If people find themselves in a market where they don’t understand long term value then there can be no responsible long term value decisions made. To put that in perspective: If you are getting a loan and opt for the best variable rate today it may not be the best variable rate in one months time so how do you decide? When banks start charging customers for loans (as some have already started to do for certain alterations) there will actually be a barrier to switching, this could also be in the form of intermediary fees.
It is truly a sad moment the death of the tracker. At the same time we must accept that they are discontinued for a reason – namely they are loss making loans for banks.
However, the stage is now set for a new breed of loans, one which I have spoken about long before the credit crunch began. It is to use tracking (which is transparent) and instead of tracking the ECB -which is a concept for most banks not an actual cost base – they would track the Euribor.
The Euribor is the actual cost of money to a bank, banks borrow short and lend long this means they but 3 month money and lend it out over 25 years, so they have to keep rolling loans again and again and that is why the ‘crunch’ part of the credit crunch was largely expressed in LIBOR and Euribor prices.

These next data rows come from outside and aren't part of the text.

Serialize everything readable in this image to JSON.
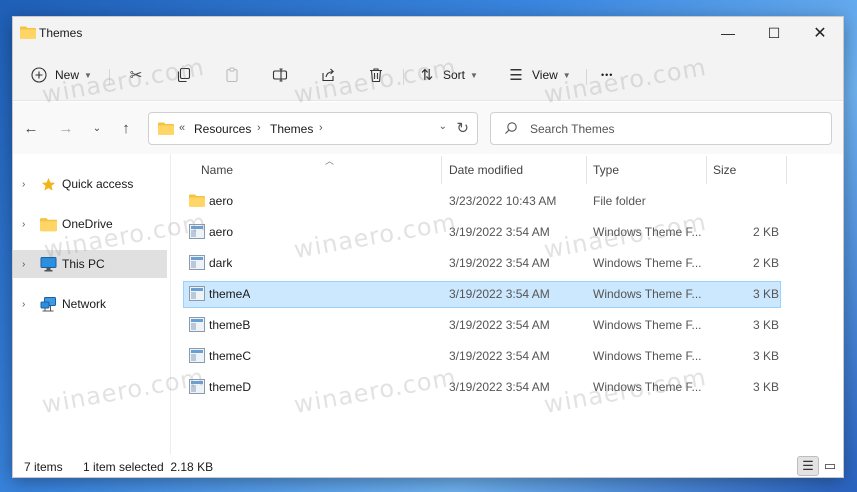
{
  "window": {
    "title": "Themes",
    "minimize_glyph": "—",
    "maximize_glyph": "☐",
    "close_glyph": "✕"
  },
  "toolbar": {
    "new_label": "New",
    "sort_label": "Sort",
    "view_label": "View",
    "more_glyph": "•••"
  },
  "address": {
    "overflow_glyph": "«",
    "parts": [
      "Resources",
      "Themes"
    ]
  },
  "search": {
    "placeholder": "Search Themes"
  },
  "navigation": {
    "items": [
      {
        "label": "Quick access",
        "icon": "star-icon",
        "selected": false
      },
      {
        "label": "OneDrive",
        "icon": "folder-icon",
        "selected": false
      },
      {
        "label": "This PC",
        "icon": "monitor-icon",
        "selected": true
      },
      {
        "label": "Network",
        "icon": "network-icon",
        "selected": false
      }
    ]
  },
  "columns": {
    "name": "Name",
    "date": "Date modified",
    "type": "Type",
    "size": "Size"
  },
  "files": [
    {
      "name": "aero",
      "date": "3/23/2022 10:43 AM",
      "type": "File folder",
      "size": "",
      "icon": "folder-icon",
      "selected": false
    },
    {
      "name": "aero",
      "date": "3/19/2022 3:54 AM",
      "type": "Windows Theme F...",
      "size": "2 KB",
      "icon": "theme-file-icon",
      "selected": false
    },
    {
      "name": "dark",
      "date": "3/19/2022 3:54 AM",
      "type": "Windows Theme F...",
      "size": "2 KB",
      "icon": "theme-file-icon",
      "selected": false
    },
    {
      "name": "themeA",
      "date": "3/19/2022 3:54 AM",
      "type": "Windows Theme F...",
      "size": "3 KB",
      "icon": "theme-file-icon",
      "selected": true
    },
    {
      "name": "themeB",
      "date": "3/19/2022 3:54 AM",
      "type": "Windows Theme F...",
      "size": "3 KB",
      "icon": "theme-file-icon",
      "selected": false
    },
    {
      "name": "themeC",
      "date": "3/19/2022 3:54 AM",
      "type": "Windows Theme F...",
      "size": "3 KB",
      "icon": "theme-file-icon",
      "selected": false
    },
    {
      "name": "themeD",
      "date": "3/19/2022 3:54 AM",
      "type": "Windows Theme F...",
      "size": "3 KB",
      "icon": "theme-file-icon",
      "selected": false
    }
  ],
  "status": {
    "items_count": "7 items",
    "selection": "1 item selected  2.18 KB"
  },
  "watermark": "winaero.com",
  "colors": {
    "selection_bg": "#cce8ff",
    "selection_border": "#99d1ff",
    "folder": "#f5c342",
    "accent": "#0067c0"
  }
}
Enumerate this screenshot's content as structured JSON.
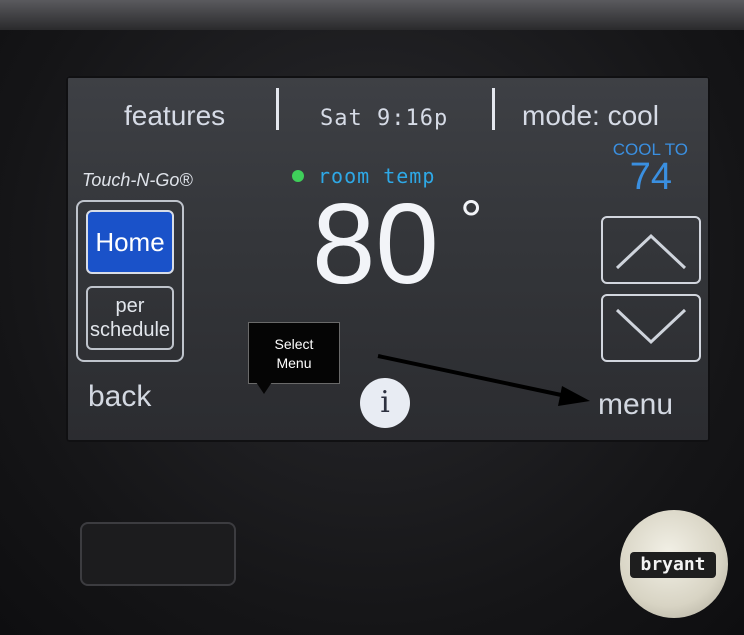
{
  "topbar": {
    "features_label": "features",
    "clock": "Sat 9:16p",
    "mode_label": "mode: cool"
  },
  "brand": {
    "touch_n_go": "Touch-N-Go®"
  },
  "modes": {
    "home_label": "Home",
    "schedule_line1": "per",
    "schedule_line2": "schedule"
  },
  "status": {
    "room_label": "room temp",
    "dot_color": "#3fcf5a",
    "room_temp": "80",
    "degree_symbol": "°"
  },
  "setpoint": {
    "cool_label": "COOL TO",
    "cool_value": "74"
  },
  "controls": {
    "up_icon": "chevron-up-icon",
    "down_icon": "chevron-down-icon",
    "back_label": "back",
    "info_label": "i",
    "menu_label": "menu"
  },
  "annotation": {
    "line1": "Select",
    "line2": "Menu"
  },
  "logo": {
    "text": "bryant"
  },
  "colors": {
    "accent": "#1a52c9",
    "setpoint": "#3a8fe0",
    "room_label": "#2ea8e6"
  }
}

Banks were borrowing at a Euribor which was the equivalent of ECB+1% and that money had been lend out at ECB+.8% so there is an instant 0.2% loss there before you even take into consideration the cost of putting that loan into the market.
Euribor is the intelligent basis to run loans on, if this had been done from the start banks would be in a much better position than they are now. I am not a proponent of people paying more -because if the Euribor cost goes up the cost of the loan would go up- but I am a fan of transparency, and the situation at present is the worst solution, standard variables which offer neither value nor transparency.
Banks offering trackers based on the ECB was a mistake, lets give an analogy. Imagine you buy bicycles from Germany, you buy them for €100 and then sell them for €120. This works fine and you make good money for a while, then one day customs officers realise you need to pay VAT and now you have all these back order agreements set in stone to sell at €100 but you are now paying €120 so for all new customers you eradicate the old method and start charging a new price which you set yourself. The smarter and more transparent choice would be to say ‘We charge 20% over the cost – whatever that cost may be’.
The method of transparency is still alive in that example as is the profit, you actually can have both, value and transparency are not mutually exclusive, the current market response has not been to embrace that but rather to run for the highest point achievable in Margin-Land in an effort to repair balance sheets.
Customers are feeling the pinch too and for that reason banks have an opportunity to amortize away a cost today rather than carry a real loss into the future, they could pay a person off for getting rid of their tracker or let them off three months payment as if they made the payment, or some other incentive, if it was done in a responsible manner and the client knew what they were opting for they might wish to trade the long term gain of a tracker in for short term gain of hard cash during a recession. Personally I would believe the banks are just hoping people refinance away some day.
One thing we can assume for certain is that the stage is now set for some new kind of loan to enter the market and the one that I would bet on is a Euribor tracker.